Data has become a commodity. The more we store, the more challenges it brings. However, one of the key strengths emerging from captured data, is what we learn from it. Companies are surviving and experiencing continued, sustained, growth by applying the right tools to effectively manage the data captured. For instance, Dynamics 365 CRM “out of the box”, meaning without any development effort, provides cross-selling and upselling functionality. It suggests a product, based on the product’s relationship structure stored in the system. Hence, with applications like Dynamics 365, your agents will surely be asking: “do you want fries with that?”; shortly followed by: “do you want to go large?
On the other hand, Advanced Analytics, is what puts your organisation leaps and bounds above its competition. To do this properly, you must have the right data set, and must also know the traits required to get the most value out of your data. For example, Azure Machine Learning (ML) service, a part of Cortana Intelligence, can process significant amounts of prepared data, uncovering patterns and trends in your customer interaction history. To do this effectively, #ML uses techniques from statistical analysis to build a coded algorithm, called a Model. This model is used on data to identify traits and can be plugged into an application, like Dynamics 365, to provide some real insights.
This form of advanced analytics, surfacing on your CRM system, delivers the right kind of customer-centred information, adding a new dimension to your decision-making process.
For example, banks may use machine learning to identify fraudulent transactions. To achieve this, data is prepared to isolate traits such as location, transaction amount, time and type of transaction. ML can analyse these traits from customers transaction history to build a model, that can learn the general trend or pattern of a normal transaction. This model can be used to deduce the probability of a transaction being fraudulent.
#ML will not only increase the value to your business; it will also enable you to work more in line with your customers’ behaviour, understanding your customers’ demands and reveal some interesting “Relationship Insights.”
Consider the amount of data harvested by companies like Google and Smart Phone providers, I shudder to think, what data do they hold? Moreover, What kind of insights can they gain about our behaviour, using this data? Who has access to that data and how are they sharing that information?

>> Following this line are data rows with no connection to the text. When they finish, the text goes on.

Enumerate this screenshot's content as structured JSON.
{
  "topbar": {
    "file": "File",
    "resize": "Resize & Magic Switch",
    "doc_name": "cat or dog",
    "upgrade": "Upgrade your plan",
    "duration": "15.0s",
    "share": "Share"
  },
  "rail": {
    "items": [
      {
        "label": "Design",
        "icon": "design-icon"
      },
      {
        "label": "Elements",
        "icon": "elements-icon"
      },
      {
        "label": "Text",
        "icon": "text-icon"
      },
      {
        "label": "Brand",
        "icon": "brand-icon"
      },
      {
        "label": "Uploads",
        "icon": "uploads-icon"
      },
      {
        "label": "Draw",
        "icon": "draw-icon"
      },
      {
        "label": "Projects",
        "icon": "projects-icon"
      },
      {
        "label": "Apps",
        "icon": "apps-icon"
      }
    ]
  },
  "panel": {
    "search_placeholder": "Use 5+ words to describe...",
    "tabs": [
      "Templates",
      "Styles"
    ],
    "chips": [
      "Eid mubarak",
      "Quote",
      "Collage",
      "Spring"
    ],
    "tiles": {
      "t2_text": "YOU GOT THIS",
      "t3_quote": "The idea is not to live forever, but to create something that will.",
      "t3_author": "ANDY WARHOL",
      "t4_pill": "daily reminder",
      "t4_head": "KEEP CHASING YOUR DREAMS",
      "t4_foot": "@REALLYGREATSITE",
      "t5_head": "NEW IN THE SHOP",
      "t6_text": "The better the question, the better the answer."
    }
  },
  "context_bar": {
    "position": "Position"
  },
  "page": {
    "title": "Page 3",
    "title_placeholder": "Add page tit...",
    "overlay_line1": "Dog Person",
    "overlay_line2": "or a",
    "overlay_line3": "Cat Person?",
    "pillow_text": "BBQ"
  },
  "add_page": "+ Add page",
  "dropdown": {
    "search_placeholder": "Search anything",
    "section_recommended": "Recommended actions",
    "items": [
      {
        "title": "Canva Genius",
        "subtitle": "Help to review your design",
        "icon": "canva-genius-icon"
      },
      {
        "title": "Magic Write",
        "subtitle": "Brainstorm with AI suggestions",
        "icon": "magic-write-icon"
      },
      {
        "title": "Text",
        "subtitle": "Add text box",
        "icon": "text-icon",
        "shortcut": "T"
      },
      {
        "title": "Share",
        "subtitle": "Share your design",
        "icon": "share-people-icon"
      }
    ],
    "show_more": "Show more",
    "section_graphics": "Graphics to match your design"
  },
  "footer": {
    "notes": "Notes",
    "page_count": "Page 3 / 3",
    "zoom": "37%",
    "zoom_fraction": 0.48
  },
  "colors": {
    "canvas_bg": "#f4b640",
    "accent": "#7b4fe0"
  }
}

These questions raise further concerns around data protection, data privacy and more importantly, challenge the authenticity for consent of data processing. This use of data also raises legal and moral debates surrounding data privacy, especially, when data is transmitted across international boundaries.